With simple training exercises, the dog is often forced into the position they are meant to be learning…..so their head may be forcibly angled up to the humans face, so eye contact is forced, in order to learn a “watch me”. Taking aside the fact that eye contact is very confrontational and intimidating in the dog world, so forcing our dog to make eye contact if they have no choice is extremely intimidating, eye contact and focus is such an important thing to encourage your dog to offer, but that is the key word – “offer”. There HAS to be choice. Engagement cannot be forced….your dog has to WANT to engage with you and check in with you. And apart from that, it is SO easy to teach without resorting to force!

Reward based methods, on the other hand, work in the opposite way…..we set the dog up to succeed in the first place, and then reward them for the behaviour that we like. The dog then learns that is is great doing things that we ask them to do, because they build a strong history of good things happening when they do do those things for us. Reward based methods build a strong foundation of trust between dog and handler. In order for dogs to learn a new behaviour, or in order for us to change a behaviour, it is important we minimise the amount of times the dog is practicing that unwanted behaviour. So by getting in there first, setting it up so the dog performs the behaviour we are looking for and THEN rewarding them for it….it is much easier for that dog to learn what we want….and learn it pays off to do it. The saying “its quicker with a clicker” is so true!

What kind of relationship would you prefer to have with your dog? One where your dog fears you and his main motivator for behaving in a certain way is to avoid something unpleasant? Or one where your dog has so much trust in you, and enjoys working with you because you have a great relationship? I know which one I want! We would not go to work if we werent paid at the end of each month……yet people still sometimes expect dogs to do what they ask with nothing to reward them or motivate them to perform that behaviour again. Reinforcers (they don’t have to be food…..they can be toys, praise…anything that your dog truly does LOVE) are your dog’s salary!

Occasionally people use the excuse that reward based methods wont work for that particular dog……for many reasons. But the fact is reward based methods work for ALL dogs. If they are not working then it will simply be because they are not being applied correctly, there may be an underlying health problem in the dog that is causing pain which is the motivation for the behaviour, or people are expecting too much too soon. Reward based, scientifically proven, ethical training methods work…they work for training simple exercises and behaviours, and they work for addressing more serious behavioural problems such as reactivity (aggression), and there is no much more to it than just feeding your dog treats!

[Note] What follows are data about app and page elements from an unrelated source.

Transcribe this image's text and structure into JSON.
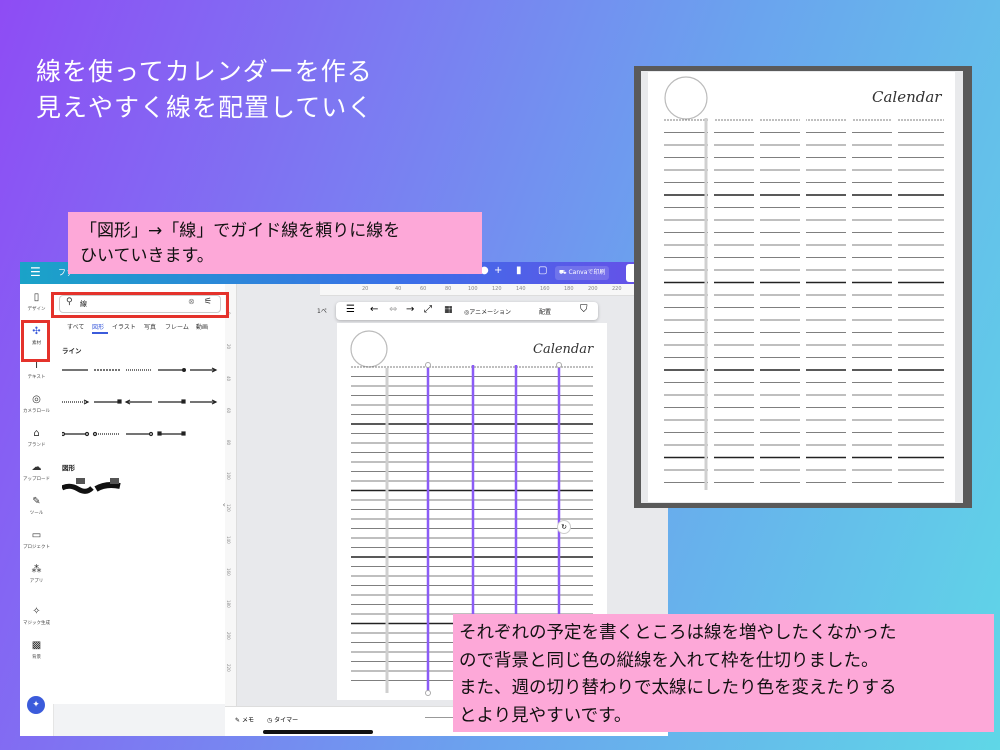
{
  "headline": {
    "line1": "線を使ってカレンダーを作る",
    "line2": "見えやすく線を配置していく"
  },
  "callout_top": {
    "line1": "「図形」→「線」でガイド線を頼りに線を",
    "line2": "ひいていきます。"
  },
  "callout_bottom": {
    "line1": "それぞれの予定を書くところは線を増やしたくなかった",
    "line2": "ので背景と同じ色の縦線を入れて枠を仕切りました。",
    "line3": "また、週の切り替わりで太線にしたり色を変えたりする",
    "line4": "とより見やすいです。"
  },
  "app": {
    "file_label": "ファ",
    "print_label": "Canvaで印刷",
    "rail": [
      {
        "icon": "design-icon",
        "glyph": "▯",
        "label": "デザイン"
      },
      {
        "icon": "elements-icon",
        "glyph": "✣",
        "label": "素材"
      },
      {
        "icon": "text-icon",
        "glyph": "T",
        "label": "テキスト"
      },
      {
        "icon": "camera-roll-icon",
        "glyph": "◎",
        "label": "カメラロール"
      },
      {
        "icon": "brand-icon",
        "glyph": "⌂",
        "label": "ブランド"
      },
      {
        "icon": "upload-icon",
        "glyph": "☁",
        "label": "アップロード"
      },
      {
        "icon": "tools-icon",
        "glyph": "✎",
        "label": "ツール"
      },
      {
        "icon": "projects-icon",
        "glyph": "▭",
        "label": "プロジェクト"
      },
      {
        "icon": "apps-icon",
        "glyph": "⁂",
        "label": "アプリ"
      },
      {
        "icon": "magic-icon",
        "glyph": "✧",
        "label": "マジック生成"
      },
      {
        "icon": "background-icon",
        "glyph": "▩",
        "label": "背景"
      }
    ],
    "search": {
      "value": "線"
    },
    "tabs": [
      "すべて",
      "図形",
      "イラスト",
      "写真",
      "フレーム",
      "動画"
    ],
    "section_lines": "ライン",
    "section_shapes": "図形",
    "ruler_top": [
      "20",
      "40",
      "60",
      "80",
      "100",
      "120",
      "140",
      "160",
      "180",
      "200",
      "220"
    ],
    "ruler_left": [
      "0",
      "20",
      "40",
      "60",
      "80",
      "100",
      "120",
      "140",
      "160",
      "180",
      "200",
      "220",
      "240",
      "260",
      "280"
    ],
    "toolbar": {
      "page": "1ペ",
      "animation": "アニメーション",
      "arrange": "配置"
    },
    "bottom": {
      "memo": "メモ",
      "timer": "タイマー"
    },
    "calendar_title": "Calendar"
  },
  "preview": {
    "calendar_title": "Calendar"
  },
  "colors": {
    "accent_red": "#e4322b",
    "callout_pink": "#fda8d8",
    "guide_purple": "#8b5cf6"
  }
}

If we teach a dog something using methods that invoke fear, frustration or stress, the dog will be internalising that emotion. For me it is SO important to give your dog choice, as this leads to a much stronger behaviour, a much stronger human-dog bond, and a much happier and relaxed dog all round! I can absolutely tell a dog that has been trained using reward based methods versus punishment based methods….the body language of the dog says it all.

Polite Paws Dog Training July 2018